AIM OF THE TASK: Quote every line of the data below as it stands, omitting pictures.
(INFORMATION SUPPLIED Opens)
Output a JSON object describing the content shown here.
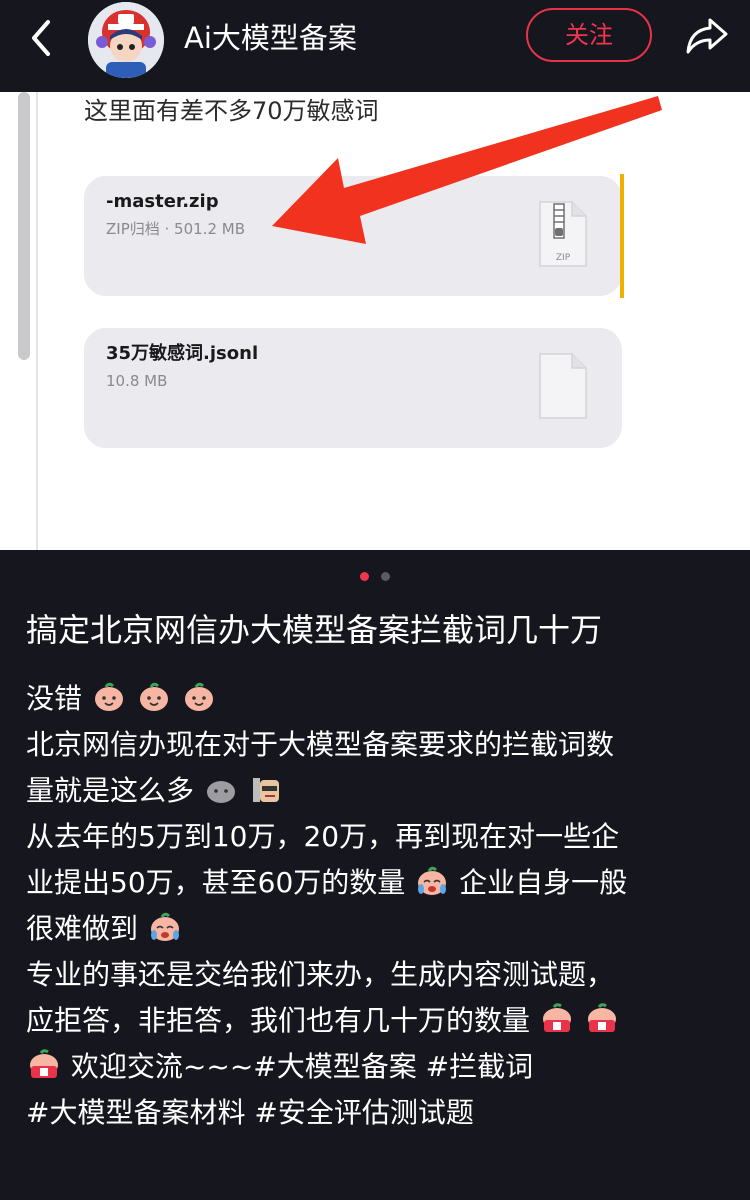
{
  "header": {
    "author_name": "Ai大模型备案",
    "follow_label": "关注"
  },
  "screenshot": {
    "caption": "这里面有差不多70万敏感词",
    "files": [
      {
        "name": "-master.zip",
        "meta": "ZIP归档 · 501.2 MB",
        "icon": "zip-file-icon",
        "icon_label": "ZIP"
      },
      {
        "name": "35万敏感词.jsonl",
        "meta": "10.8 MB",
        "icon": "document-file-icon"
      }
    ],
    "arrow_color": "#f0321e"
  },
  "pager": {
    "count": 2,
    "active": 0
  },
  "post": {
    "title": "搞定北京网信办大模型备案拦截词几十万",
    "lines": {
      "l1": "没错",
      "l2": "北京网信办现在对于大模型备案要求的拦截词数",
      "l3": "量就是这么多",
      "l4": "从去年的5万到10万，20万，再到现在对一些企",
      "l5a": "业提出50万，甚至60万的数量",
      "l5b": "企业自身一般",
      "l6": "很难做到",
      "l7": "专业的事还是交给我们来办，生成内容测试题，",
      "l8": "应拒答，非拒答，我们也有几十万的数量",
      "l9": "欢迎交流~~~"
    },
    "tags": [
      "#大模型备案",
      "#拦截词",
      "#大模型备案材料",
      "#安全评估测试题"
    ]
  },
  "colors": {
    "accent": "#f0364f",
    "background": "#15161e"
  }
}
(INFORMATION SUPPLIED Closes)
ANSWER SECTION:
Output a JSON object describing the content shown here.
{
  "header": {
    "author_name": "Ai大模型备案",
    "follow_label": "关注"
  },
  "screenshot": {
    "caption": "这里面有差不多70万敏感词",
    "files": [
      {
        "name": "-master.zip",
        "meta": "ZIP归档 · 501.2 MB",
        "icon": "zip-file-icon",
        "icon_label": "ZIP"
      },
      {
        "name": "35万敏感词.jsonl",
        "meta": "10.8 MB",
        "icon": "document-file-icon"
      }
    ],
    "arrow_color": "#f0321e"
  },
  "pager": {
    "count": 2,
    "active": 0
  },
  "post": {
    "title": "搞定北京网信办大模型备案拦截词几十万",
    "lines": {
      "l1": "没错",
      "l2": "北京网信办现在对于大模型备案要求的拦截词数",
      "l3": "量就是这么多",
      "l4": "从去年的5万到10万，20万，再到现在对一些企",
      "l5a": "业提出50万，甚至60万的数量",
      "l5b": "企业自身一般",
      "l6": "很难做到",
      "l7": "专业的事还是交给我们来办，生成内容测试题，",
      "l8": "应拒答，非拒答，我们也有几十万的数量",
      "l9": "欢迎交流~~~"
    },
    "tags": [
      "#大模型备案",
      "#拦截词",
      "#大模型备案材料",
      "#安全评估测试题"
    ]
  },
  "colors": {
    "accent": "#f0364f",
    "background": "#15161e"
  }
}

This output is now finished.